Humans can share many things with dogs, including cuddles and quality times. It seems that coronavirus infections may be added to the list of shared experiences.
Experts claim they have found the first case of coronavirus in the UK. It was apparently contracted by a pet dog from owners who had previously tested positive for Covid. After testing on November 3, the canine was found to have contracted coronavirus.
This is not the first instance of pets being tested positive for coronavirus. A laboratory in the same city detected coronavirus last year in a cat, and research from the Netherlands suggests that the virus may be common in pets owned by people with Covid.
Experts suggest that owners of Covid should not allow their pets to get the virus. This is to avoid the possibility that the virus could spread to other animals.
Dr Christine Middlemiss, the UK's chief veterinary official, stated that coronavirus had been confirmed in a pet-dog in the UK after tests at the Animal and Plant Health Agency laboratory in Weybridge (Surrey).
She said that the infected dog was currently being treated for an unrelated condition and was now fully recovered.
Owners need not worry too much, however.
"Dogs are very unlikely to become infected. They will often only experience mild symptoms and then recover within days. Middlemiss said that there is no evidence to support the idea that pets transmit the virus directly to humans. "We will continue to monitor the situation closely and will update our guidance for pet owners if it changes."
According to the US Centers for Disease Control and Prevention, there is no risk of Covid being caught from a pet.
It states that "Based on all available information, the risk of animals spreading Covid-19 is low."
It appears that transmission can sometimes go the other direction, at least occasionally.
Dr Katherine Russell, an epidemiologist at UK Health Security Agency, stated that although Covid-19 is primarily spread from person-to-person, it can also spread to animals in certain situations.
She stated that "in accordance with general public health guidance you should wash your hands frequently, including before and afterwards contact with animals."
Professor Rowland Kao from the University of Edinburgh said that there were no signs that coronavirus infections in dogs are a concern.
He stated that dogs must be infected to transmit the virus. "If dogs were infected frequently, we would probably have seen it by now. It's unlikely that this is an issue, given the amount of infection and the number of people who live at home with their pets, but it doesn't seem to be that common.
Kao stated that dogs must spread the virus within themselves to become a reservoir. This could be done in kennels or among dogs. Kao acknowledged that dogs may not have returned to large numbers. He said, "If they have, but we haven't seen any infection transmission, it would again seem to make it unlikely."
Coronavirus has not been confined to dogs and cats.

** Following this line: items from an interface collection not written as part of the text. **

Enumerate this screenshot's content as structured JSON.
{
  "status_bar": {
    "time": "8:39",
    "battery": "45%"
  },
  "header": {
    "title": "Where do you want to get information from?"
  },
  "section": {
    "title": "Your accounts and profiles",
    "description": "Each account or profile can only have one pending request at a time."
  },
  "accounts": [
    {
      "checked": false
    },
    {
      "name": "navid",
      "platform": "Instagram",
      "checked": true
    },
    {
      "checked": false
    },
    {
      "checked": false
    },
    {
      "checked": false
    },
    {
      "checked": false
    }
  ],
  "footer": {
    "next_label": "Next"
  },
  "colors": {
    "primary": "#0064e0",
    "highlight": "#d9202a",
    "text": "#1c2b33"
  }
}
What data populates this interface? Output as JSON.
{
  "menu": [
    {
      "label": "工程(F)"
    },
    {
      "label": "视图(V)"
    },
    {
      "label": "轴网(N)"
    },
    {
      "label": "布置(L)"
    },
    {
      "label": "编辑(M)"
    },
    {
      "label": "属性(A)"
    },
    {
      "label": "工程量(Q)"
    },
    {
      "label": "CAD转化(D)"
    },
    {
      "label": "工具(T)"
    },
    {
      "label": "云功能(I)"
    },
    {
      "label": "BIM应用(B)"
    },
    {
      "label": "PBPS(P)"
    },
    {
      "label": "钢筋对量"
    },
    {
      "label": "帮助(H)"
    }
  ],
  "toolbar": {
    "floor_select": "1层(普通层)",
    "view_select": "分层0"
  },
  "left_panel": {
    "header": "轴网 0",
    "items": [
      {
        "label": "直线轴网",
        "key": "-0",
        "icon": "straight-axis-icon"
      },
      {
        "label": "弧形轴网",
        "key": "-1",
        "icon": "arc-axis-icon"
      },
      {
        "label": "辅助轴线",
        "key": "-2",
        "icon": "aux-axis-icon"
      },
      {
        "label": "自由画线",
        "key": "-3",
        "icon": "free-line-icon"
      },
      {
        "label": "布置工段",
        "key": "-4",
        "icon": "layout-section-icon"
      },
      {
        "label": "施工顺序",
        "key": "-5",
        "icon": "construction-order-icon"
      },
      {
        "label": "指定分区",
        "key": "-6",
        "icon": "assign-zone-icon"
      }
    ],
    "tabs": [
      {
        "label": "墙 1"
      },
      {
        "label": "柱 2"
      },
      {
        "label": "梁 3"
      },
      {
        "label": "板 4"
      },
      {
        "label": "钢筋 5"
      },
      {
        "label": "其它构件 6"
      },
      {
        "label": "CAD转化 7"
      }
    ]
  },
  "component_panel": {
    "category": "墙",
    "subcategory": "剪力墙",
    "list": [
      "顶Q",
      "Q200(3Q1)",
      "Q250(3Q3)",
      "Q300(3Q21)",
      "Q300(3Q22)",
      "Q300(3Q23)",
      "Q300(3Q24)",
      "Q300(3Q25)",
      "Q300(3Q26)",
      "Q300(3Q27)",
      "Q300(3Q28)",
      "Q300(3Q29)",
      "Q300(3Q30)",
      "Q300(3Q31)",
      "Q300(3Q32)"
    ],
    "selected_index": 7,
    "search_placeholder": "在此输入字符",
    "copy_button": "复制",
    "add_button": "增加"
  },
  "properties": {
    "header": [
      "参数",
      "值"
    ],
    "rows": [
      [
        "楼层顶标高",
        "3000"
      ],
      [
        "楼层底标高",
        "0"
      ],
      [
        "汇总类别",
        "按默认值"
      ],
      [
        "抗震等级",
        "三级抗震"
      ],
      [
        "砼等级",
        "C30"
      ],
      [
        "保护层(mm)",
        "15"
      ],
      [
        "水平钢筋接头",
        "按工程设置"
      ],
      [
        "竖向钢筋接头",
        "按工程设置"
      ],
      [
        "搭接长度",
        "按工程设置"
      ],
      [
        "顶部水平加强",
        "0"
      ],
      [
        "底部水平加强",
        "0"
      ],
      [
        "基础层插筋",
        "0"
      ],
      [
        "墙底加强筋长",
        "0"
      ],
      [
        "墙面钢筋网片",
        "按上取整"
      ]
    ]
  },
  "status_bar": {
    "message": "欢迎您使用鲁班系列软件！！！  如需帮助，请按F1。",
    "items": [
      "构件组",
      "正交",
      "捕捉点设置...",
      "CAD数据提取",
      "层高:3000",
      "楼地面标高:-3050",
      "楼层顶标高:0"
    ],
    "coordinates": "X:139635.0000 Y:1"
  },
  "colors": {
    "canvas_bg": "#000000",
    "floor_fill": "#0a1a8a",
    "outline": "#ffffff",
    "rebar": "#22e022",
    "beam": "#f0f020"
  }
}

Kao said that a large study recently showed that coronavirus is likely to be circulated among white-tailed deer in the US.
Mass cullings were carried out in Denmark and Denmark after outbreaks of coronavirus in mink farms. In February, the World Health Organization warned that there was a high chance of spreading the virus from fur farming to humans.
According to the CDC, mink transmission from human to human has been reported in the Netherlands, Denmark, Poland, and other countries. They also mention that mink could spread the virus to mink farmers.
The agency points out that there is currently no evidence that mink played a significant part in spreading Sars-CoV-2 among people.